Camino Robotics is developing “e-rollators,” or smart walkers, that let people walk over slopes and uneven surfaces, stop automatically when traveling downhill, and fold into “compact mode” for navigating tiny spaces. With patent-pending blind spot sensors that warn about obstructions through lights, sounds, and vibrations, Braze Mobility claims it can turn any wheelchair into a smart wheelchair.

Meanwhile, De Oro Devices’ NexStride is a compact device that can mount to canes and walkers that employs auditory and visual cues to help patients with Parkinson’s overcome freezing spells and go on longer journeys. Tellus, on the other hand, is a firm that uses small wall-mounted sensors to detect biometric data such as heart rate, respiration, sleep, and falls from up to five meters away and delivers notifications to caregivers and family members via an app.

Three startups focused on total health and well-being presented by AARP Innovation in the wellness category. Zibrio was one of them, and it was also in the AARP’s CES program last year. Zibrio is a scale that assesses a person’s balance and fall risk as well as their weight. Zibrio’s balance scale, according to the company, can determine whether you are at risk of falling in the next 12 months, and its app then provides individualized care recommendations. 

While many individuals use apps like MyFitnessPal or Noom to track their nutrition and activity, Mighty Health was created exclusively for adults over 50. It connects users with a health coach and offers nutrition and workout routines tailored to the needs of senior citizens. The importance of mental health cannot be overstated.

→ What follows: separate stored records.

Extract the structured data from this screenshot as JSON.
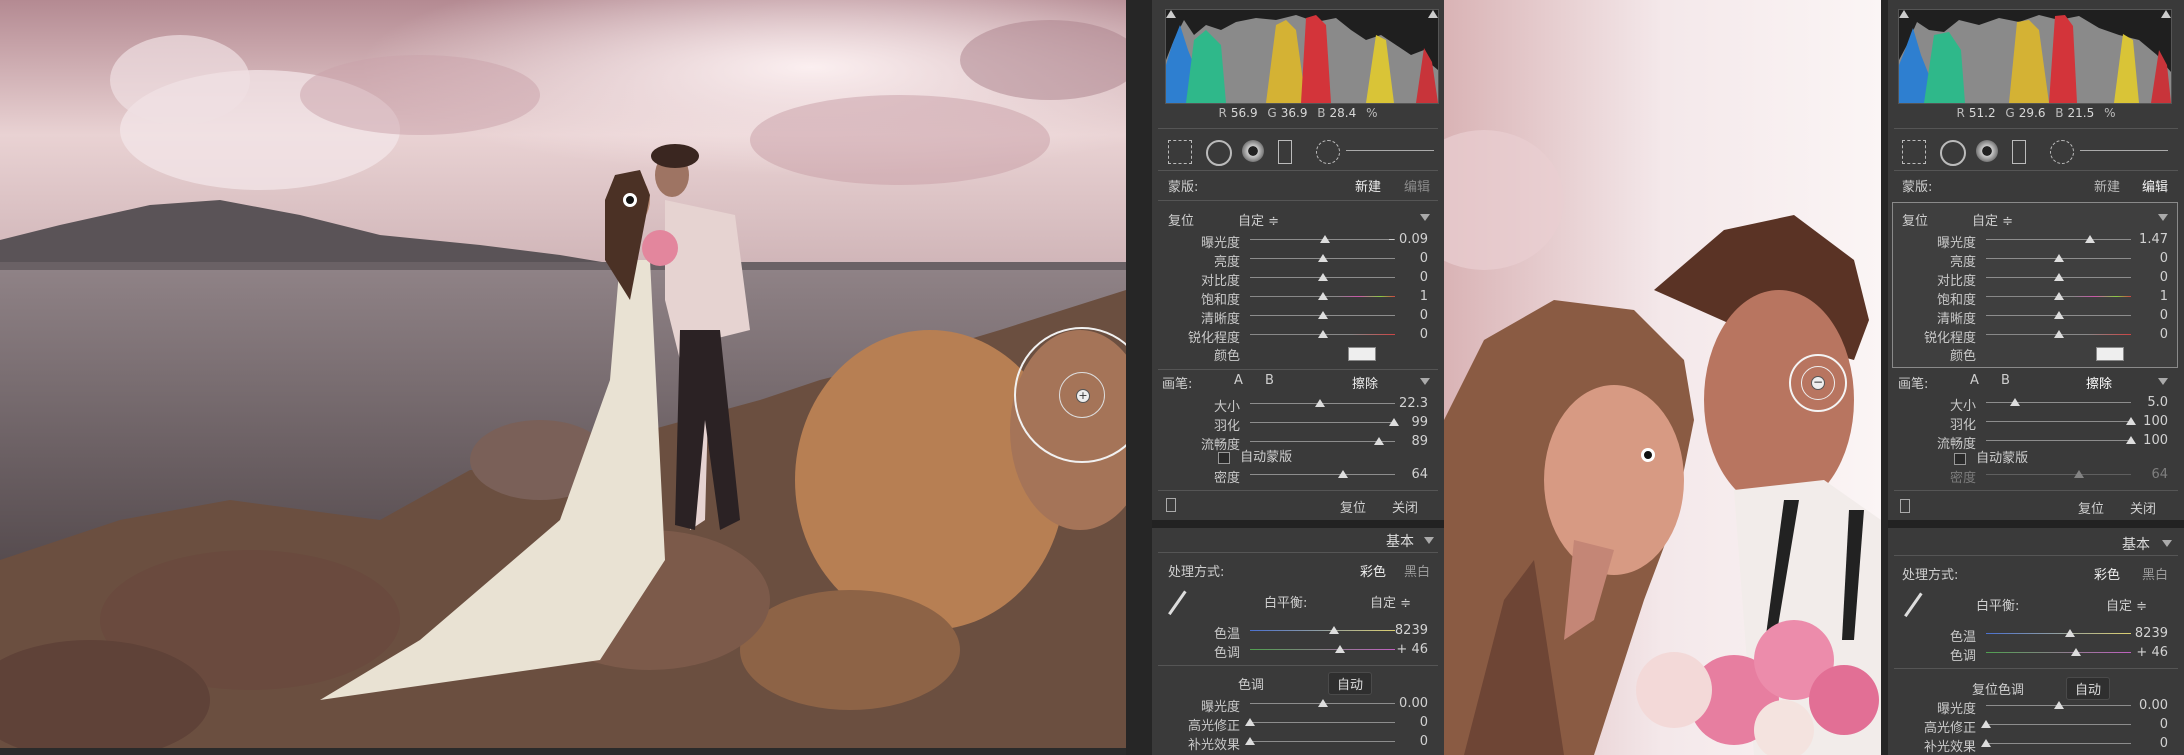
{
  "left_panel": {
    "histogram": {
      "r_label": "R",
      "r": "56.9",
      "g_label": "G",
      "g": "36.9",
      "b_label": "B",
      "b": "28.4",
      "unit": "%"
    },
    "mask": {
      "label": "蒙版:",
      "new": "新建",
      "edit": "编辑"
    },
    "effect": {
      "reset": "复位",
      "preset": "自定 ≑"
    },
    "sliders": [
      {
        "label": "曝光度",
        "value": "– 0.09",
        "pos": 0.52
      },
      {
        "label": "亮度",
        "value": "0",
        "pos": 0.5
      },
      {
        "label": "对比度",
        "value": "0",
        "pos": 0.5
      },
      {
        "label": "饱和度",
        "value": "1",
        "pos": 0.5
      },
      {
        "label": "清晰度",
        "value": "0",
        "pos": 0.5
      },
      {
        "label": "锐化程度",
        "value": "0",
        "pos": 0.5
      }
    ],
    "color_label": "颜色",
    "brush": {
      "label": "画笔:",
      "a": "A",
      "b": "B",
      "erase": "擦除"
    },
    "brush_sliders": [
      {
        "label": "大小",
        "value": "22.3",
        "pos": 0.48
      },
      {
        "label": "羽化",
        "value": "99",
        "pos": 0.99
      },
      {
        "label": "流畅度",
        "value": "89",
        "pos": 0.89
      }
    ],
    "auto_mask": "自动蒙版",
    "density": {
      "label": "密度",
      "value": "64",
      "pos": 0.64
    },
    "footer": {
      "reset": "复位",
      "close": "关闭"
    },
    "basic": {
      "title": "基本",
      "process": "处理方式:",
      "color": "彩色",
      "bw": "黑白"
    },
    "wb": {
      "label": "白平衡:",
      "preset": "自定 ≑"
    },
    "wb_sliders": [
      {
        "label": "色温",
        "value": "8239",
        "pos": 0.58
      },
      {
        "label": "色调",
        "value": "+ 46",
        "pos": 0.62
      }
    ],
    "tone": {
      "label": "色调",
      "auto": "自动"
    },
    "tone_sliders": [
      {
        "label": "曝光度",
        "value": "0.00",
        "pos": 0.5
      },
      {
        "label": "高光修正",
        "value": "0",
        "pos": 0.0
      },
      {
        "label": "补光效果",
        "value": "0",
        "pos": 0.0
      }
    ]
  },
  "right_panel": {
    "histogram": {
      "r_label": "R",
      "r": "51.2",
      "g_label": "G",
      "g": "29.6",
      "b_label": "B",
      "b": "21.5",
      "unit": "%"
    },
    "mask": {
      "label": "蒙版:",
      "new": "新建",
      "edit": "编辑"
    },
    "effect": {
      "reset": "复位",
      "preset": "自定 ≑"
    },
    "sliders": [
      {
        "label": "曝光度",
        "value": "1.47",
        "pos": 0.72
      },
      {
        "label": "亮度",
        "value": "0",
        "pos": 0.5
      },
      {
        "label": "对比度",
        "value": "0",
        "pos": 0.5
      },
      {
        "label": "饱和度",
        "value": "1",
        "pos": 0.5
      },
      {
        "label": "清晰度",
        "value": "0",
        "pos": 0.5
      },
      {
        "label": "锐化程度",
        "value": "0",
        "pos": 0.5
      }
    ],
    "color_label": "颜色",
    "brush": {
      "label": "画笔:",
      "a": "A",
      "b": "B",
      "erase": "擦除"
    },
    "brush_sliders": [
      {
        "label": "大小",
        "value": "5.0",
        "pos": 0.2
      },
      {
        "label": "羽化",
        "value": "100",
        "pos": 1.0
      },
      {
        "label": "流畅度",
        "value": "100",
        "pos": 1.0
      }
    ],
    "auto_mask": "自动蒙版",
    "density": {
      "label": "密度",
      "value": "64",
      "pos": 0.64
    },
    "footer": {
      "reset": "复位",
      "close": "关闭"
    },
    "basic": {
      "title": "基本",
      "process": "处理方式:",
      "color": "彩色",
      "bw": "黑白"
    },
    "wb": {
      "label": "白平衡:",
      "preset": "自定 ≑"
    },
    "wb_sliders": [
      {
        "label": "色温",
        "value": "8239",
        "pos": 0.58
      },
      {
        "label": "色调",
        "value": "+ 46",
        "pos": 0.62
      }
    ],
    "tone": {
      "label": "复位色调",
      "auto": "自动"
    },
    "tone_sliders": [
      {
        "label": "曝光度",
        "value": "0.00",
        "pos": 0.5
      },
      {
        "label": "高光修正",
        "value": "0",
        "pos": 0.0
      },
      {
        "label": "补光效果",
        "value": "0",
        "pos": 0.0
      }
    ]
  }
}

Ompractice was founded to assist people who “face geographic, economic, and inclusivity barriers” in gaining access to health, wellness, and mindfulness features collaborating with fitness studios and working with large organizations, such as health systems, to make their services available to users.